• Problem statement:
Please repeat, precisely as written, only the lines from the one containing "Read all visible content and emit it as JSON." through the last line of the records below, pictures omitted.
(Beginning of Input data)
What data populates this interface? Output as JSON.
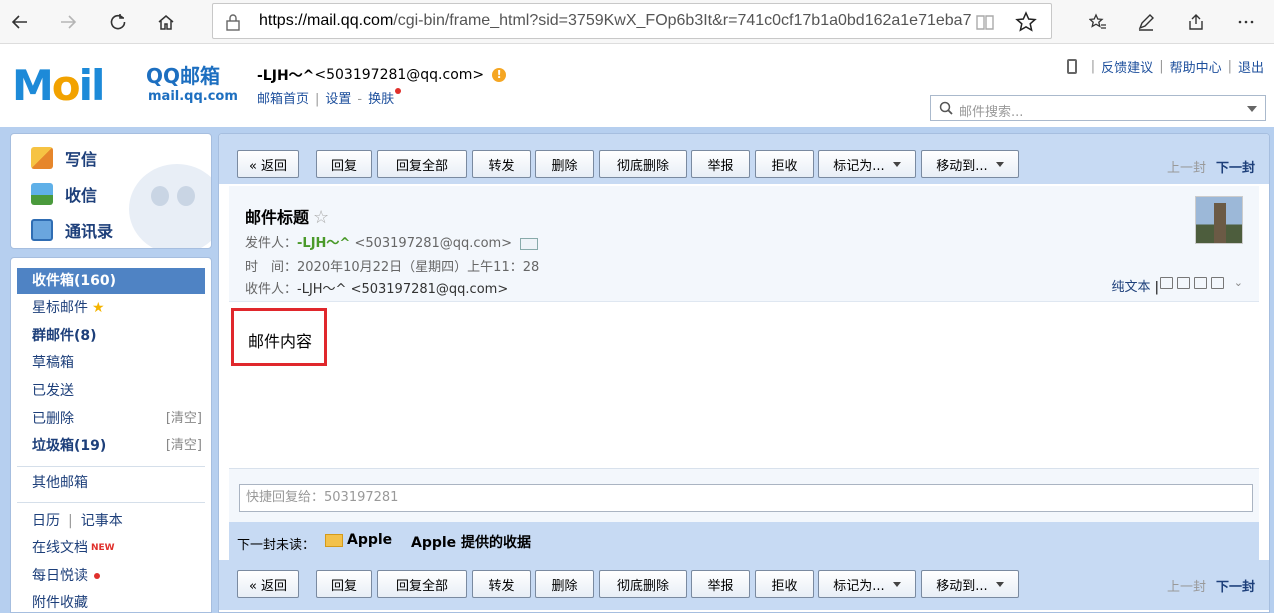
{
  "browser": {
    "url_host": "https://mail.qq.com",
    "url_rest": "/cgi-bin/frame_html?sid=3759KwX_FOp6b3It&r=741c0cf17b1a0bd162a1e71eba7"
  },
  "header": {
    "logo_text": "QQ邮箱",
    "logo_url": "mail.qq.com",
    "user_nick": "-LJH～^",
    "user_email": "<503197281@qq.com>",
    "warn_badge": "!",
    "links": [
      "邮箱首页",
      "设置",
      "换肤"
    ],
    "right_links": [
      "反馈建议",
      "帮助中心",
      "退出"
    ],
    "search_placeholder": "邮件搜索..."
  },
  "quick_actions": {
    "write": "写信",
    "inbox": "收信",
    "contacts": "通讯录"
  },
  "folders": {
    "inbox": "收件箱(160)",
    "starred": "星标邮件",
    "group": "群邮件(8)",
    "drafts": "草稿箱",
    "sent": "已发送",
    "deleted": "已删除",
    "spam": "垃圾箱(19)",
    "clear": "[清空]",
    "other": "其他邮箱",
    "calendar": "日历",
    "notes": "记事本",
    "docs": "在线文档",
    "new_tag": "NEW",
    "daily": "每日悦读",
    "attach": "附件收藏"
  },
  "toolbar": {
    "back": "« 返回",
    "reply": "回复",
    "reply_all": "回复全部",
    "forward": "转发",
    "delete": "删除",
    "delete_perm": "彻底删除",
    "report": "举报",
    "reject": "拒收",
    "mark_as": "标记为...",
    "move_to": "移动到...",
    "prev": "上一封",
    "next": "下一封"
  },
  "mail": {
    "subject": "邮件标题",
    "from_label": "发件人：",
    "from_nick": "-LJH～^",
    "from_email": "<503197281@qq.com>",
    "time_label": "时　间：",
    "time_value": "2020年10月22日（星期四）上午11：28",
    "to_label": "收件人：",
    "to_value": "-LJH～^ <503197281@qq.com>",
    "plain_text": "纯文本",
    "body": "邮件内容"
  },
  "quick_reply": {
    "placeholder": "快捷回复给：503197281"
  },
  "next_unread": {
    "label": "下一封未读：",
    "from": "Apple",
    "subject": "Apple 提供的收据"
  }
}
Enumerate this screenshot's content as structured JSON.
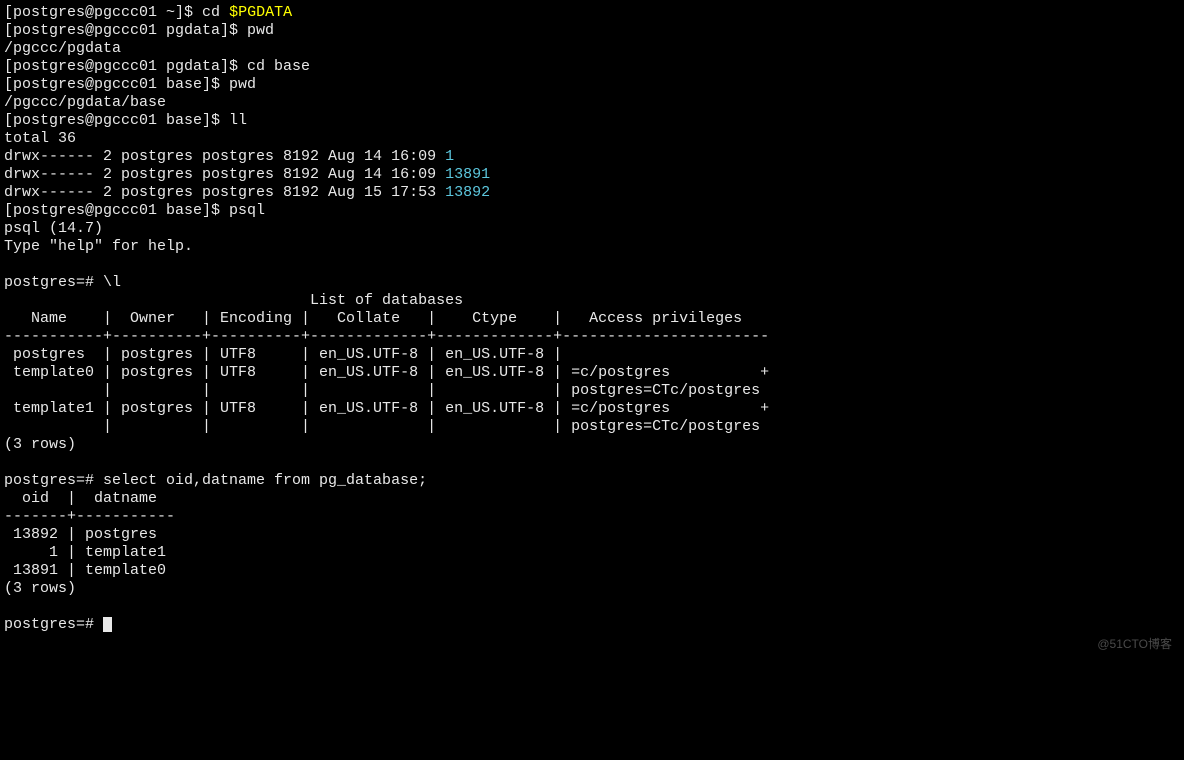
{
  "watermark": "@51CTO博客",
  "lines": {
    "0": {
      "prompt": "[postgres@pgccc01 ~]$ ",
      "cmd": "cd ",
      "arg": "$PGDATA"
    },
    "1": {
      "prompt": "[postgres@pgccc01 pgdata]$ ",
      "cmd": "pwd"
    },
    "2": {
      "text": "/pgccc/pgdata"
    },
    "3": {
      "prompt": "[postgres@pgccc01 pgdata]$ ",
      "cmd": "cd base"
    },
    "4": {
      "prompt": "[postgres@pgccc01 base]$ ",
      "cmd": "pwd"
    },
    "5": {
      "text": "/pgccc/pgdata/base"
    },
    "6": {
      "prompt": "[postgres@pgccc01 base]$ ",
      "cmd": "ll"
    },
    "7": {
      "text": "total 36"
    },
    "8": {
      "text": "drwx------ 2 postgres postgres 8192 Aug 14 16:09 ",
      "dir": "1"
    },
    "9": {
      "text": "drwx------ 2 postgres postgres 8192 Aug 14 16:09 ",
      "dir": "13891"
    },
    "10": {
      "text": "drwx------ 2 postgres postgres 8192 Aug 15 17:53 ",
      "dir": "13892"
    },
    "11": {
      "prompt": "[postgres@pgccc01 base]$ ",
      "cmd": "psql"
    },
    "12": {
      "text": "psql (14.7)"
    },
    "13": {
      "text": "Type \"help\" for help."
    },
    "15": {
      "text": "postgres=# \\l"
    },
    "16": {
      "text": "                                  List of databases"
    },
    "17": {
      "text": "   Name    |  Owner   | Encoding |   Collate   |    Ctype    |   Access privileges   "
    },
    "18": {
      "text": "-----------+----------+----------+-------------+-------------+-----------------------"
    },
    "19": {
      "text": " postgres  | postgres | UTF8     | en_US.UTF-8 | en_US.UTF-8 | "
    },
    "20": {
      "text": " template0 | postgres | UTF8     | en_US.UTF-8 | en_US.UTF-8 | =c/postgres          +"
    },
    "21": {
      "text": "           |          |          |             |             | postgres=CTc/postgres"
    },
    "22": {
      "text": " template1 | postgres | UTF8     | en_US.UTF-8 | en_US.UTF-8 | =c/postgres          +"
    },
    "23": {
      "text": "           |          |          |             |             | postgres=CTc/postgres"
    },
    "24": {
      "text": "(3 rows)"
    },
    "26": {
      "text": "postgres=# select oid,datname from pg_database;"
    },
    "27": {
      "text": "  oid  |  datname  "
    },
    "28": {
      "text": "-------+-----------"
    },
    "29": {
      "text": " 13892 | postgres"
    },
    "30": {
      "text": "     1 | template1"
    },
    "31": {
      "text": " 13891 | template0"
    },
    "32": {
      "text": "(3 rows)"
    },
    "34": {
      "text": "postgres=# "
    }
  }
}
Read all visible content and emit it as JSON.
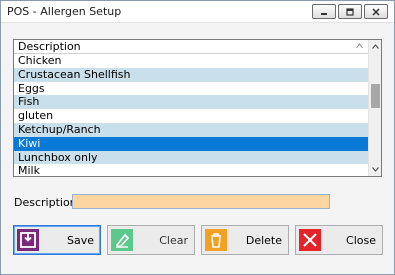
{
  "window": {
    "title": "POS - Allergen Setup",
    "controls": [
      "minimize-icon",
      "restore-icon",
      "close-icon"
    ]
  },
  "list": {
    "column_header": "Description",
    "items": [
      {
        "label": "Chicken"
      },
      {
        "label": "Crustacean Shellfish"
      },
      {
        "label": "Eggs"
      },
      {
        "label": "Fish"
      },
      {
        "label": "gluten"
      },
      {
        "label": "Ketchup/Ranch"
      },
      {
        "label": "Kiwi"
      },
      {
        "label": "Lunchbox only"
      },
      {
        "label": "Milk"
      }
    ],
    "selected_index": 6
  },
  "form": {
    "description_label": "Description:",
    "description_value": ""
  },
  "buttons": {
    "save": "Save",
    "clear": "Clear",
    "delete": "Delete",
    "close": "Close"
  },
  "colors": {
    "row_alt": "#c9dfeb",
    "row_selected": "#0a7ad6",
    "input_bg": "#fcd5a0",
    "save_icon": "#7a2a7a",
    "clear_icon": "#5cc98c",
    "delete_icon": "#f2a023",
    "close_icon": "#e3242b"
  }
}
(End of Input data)
• Answer space:
Read all visible content and emit it as JSON.
{
  "window": {
    "title": "POS - Allergen Setup",
    "controls": [
      "minimize-icon",
      "restore-icon",
      "close-icon"
    ]
  },
  "list": {
    "column_header": "Description",
    "items": [
      {
        "label": "Chicken"
      },
      {
        "label": "Crustacean Shellfish"
      },
      {
        "label": "Eggs"
      },
      {
        "label": "Fish"
      },
      {
        "label": "gluten"
      },
      {
        "label": "Ketchup/Ranch"
      },
      {
        "label": "Kiwi"
      },
      {
        "label": "Lunchbox only"
      },
      {
        "label": "Milk"
      }
    ],
    "selected_index": 6
  },
  "form": {
    "description_label": "Description:",
    "description_value": ""
  },
  "buttons": {
    "save": "Save",
    "clear": "Clear",
    "delete": "Delete",
    "close": "Close"
  },
  "colors": {
    "row_alt": "#c9dfeb",
    "row_selected": "#0a7ad6",
    "input_bg": "#fcd5a0",
    "save_icon": "#7a2a7a",
    "clear_icon": "#5cc98c",
    "delete_icon": "#f2a023",
    "close_icon": "#e3242b"
  }
}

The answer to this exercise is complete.